### [WHAT TO PRODUCE]
The result should be a word-for-word retyping of the entries below, free of pictures.
(THE RECORDS begins)
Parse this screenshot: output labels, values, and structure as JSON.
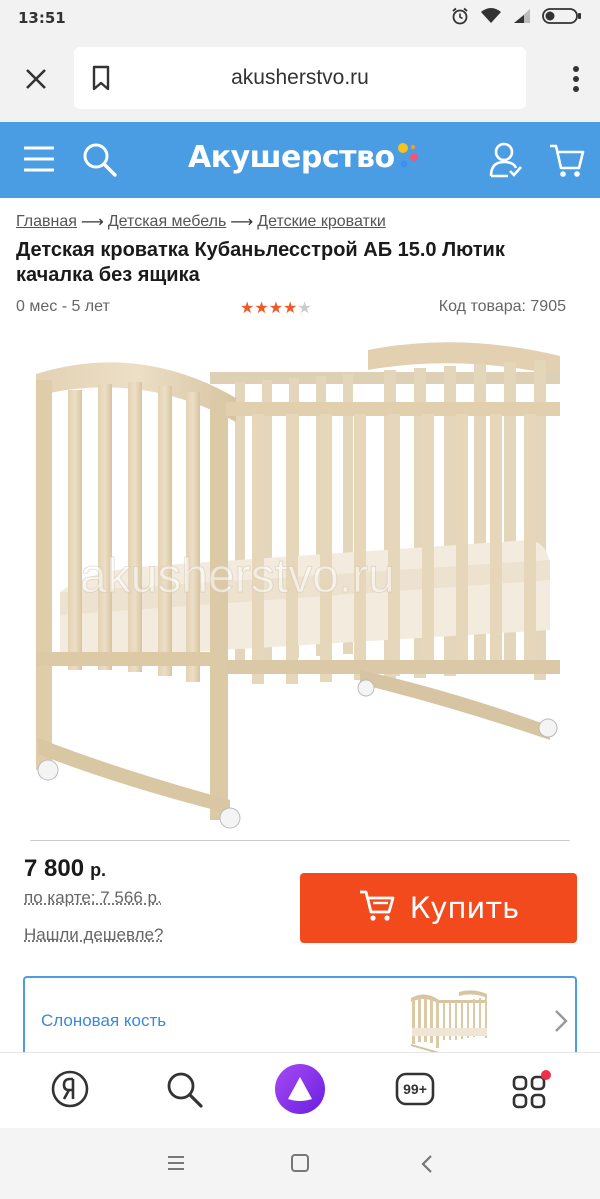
{
  "status_bar": {
    "time": "13:51",
    "icons": [
      "alarm-icon",
      "wifi-icon",
      "signal-icon",
      "battery-icon"
    ]
  },
  "browser": {
    "url": "akusherstvo.ru",
    "icons": [
      "close-icon",
      "bookmark-icon",
      "more-vert-icon"
    ]
  },
  "site_header": {
    "logo_text": "Акушерство",
    "colors": {
      "header_bg": "#4a9de3",
      "dot_yellow": "#f7c21b",
      "dot_blue": "#3f8ff0",
      "dot_pink": "#f0567a",
      "dot_orange": "#f79a22"
    },
    "icons": [
      "menu-icon",
      "search-icon",
      "user-icon",
      "cart-icon"
    ]
  },
  "breadcrumb": {
    "items": [
      "Главная",
      "Детская мебель",
      "Детские кроватки"
    ],
    "separator": "⟶"
  },
  "product": {
    "title": "Детская кроватка Кубаньлесстрой АБ 15.0 Лютик качалка без ящика",
    "age": "0 мес - 5 лет",
    "rating": 4,
    "rating_max": 5,
    "code_label": "Код товара: 7905",
    "watermark": "akusherstvo.ru",
    "price": "7 800",
    "currency": "р.",
    "card_price": "по карте: 7 566 р.",
    "found_cheaper": "Нашли дешевле?",
    "buy_label": "Купить",
    "buy_color": "#f24a1d"
  },
  "variant": {
    "name": "Слоновая кость"
  },
  "bottom_nav": {
    "items": [
      "yandex-icon",
      "search-icon",
      "alice-icon",
      "tabs-icon",
      "apps-icon"
    ],
    "tabs_count": "99+"
  },
  "system_nav": {
    "items": [
      "recent-apps-icon",
      "home-icon",
      "back-icon"
    ]
  }
}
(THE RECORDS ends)
### [SOLUTION TO THE EXERCISE]
Parse this screenshot: output labels, values, and structure as JSON.
{
  "status_bar": {
    "time": "13:51",
    "icons": [
      "alarm-icon",
      "wifi-icon",
      "signal-icon",
      "battery-icon"
    ]
  },
  "browser": {
    "url": "akusherstvo.ru",
    "icons": [
      "close-icon",
      "bookmark-icon",
      "more-vert-icon"
    ]
  },
  "site_header": {
    "logo_text": "Акушерство",
    "colors": {
      "header_bg": "#4a9de3",
      "dot_yellow": "#f7c21b",
      "dot_blue": "#3f8ff0",
      "dot_pink": "#f0567a",
      "dot_orange": "#f79a22"
    },
    "icons": [
      "menu-icon",
      "search-icon",
      "user-icon",
      "cart-icon"
    ]
  },
  "breadcrumb": {
    "items": [
      "Главная",
      "Детская мебель",
      "Детские кроватки"
    ],
    "separator": "⟶"
  },
  "product": {
    "title": "Детская кроватка Кубаньлесстрой АБ 15.0 Лютик качалка без ящика",
    "age": "0 мес - 5 лет",
    "rating": 4,
    "rating_max": 5,
    "code_label": "Код товара: 7905",
    "watermark": "akusherstvo.ru",
    "price": "7 800",
    "currency": "р.",
    "card_price": "по карте: 7 566 р.",
    "found_cheaper": "Нашли дешевле?",
    "buy_label": "Купить",
    "buy_color": "#f24a1d"
  },
  "variant": {
    "name": "Слоновая кость"
  },
  "bottom_nav": {
    "items": [
      "yandex-icon",
      "search-icon",
      "alice-icon",
      "tabs-icon",
      "apps-icon"
    ],
    "tabs_count": "99+"
  },
  "system_nav": {
    "items": [
      "recent-apps-icon",
      "home-icon",
      "back-icon"
    ]
  }
}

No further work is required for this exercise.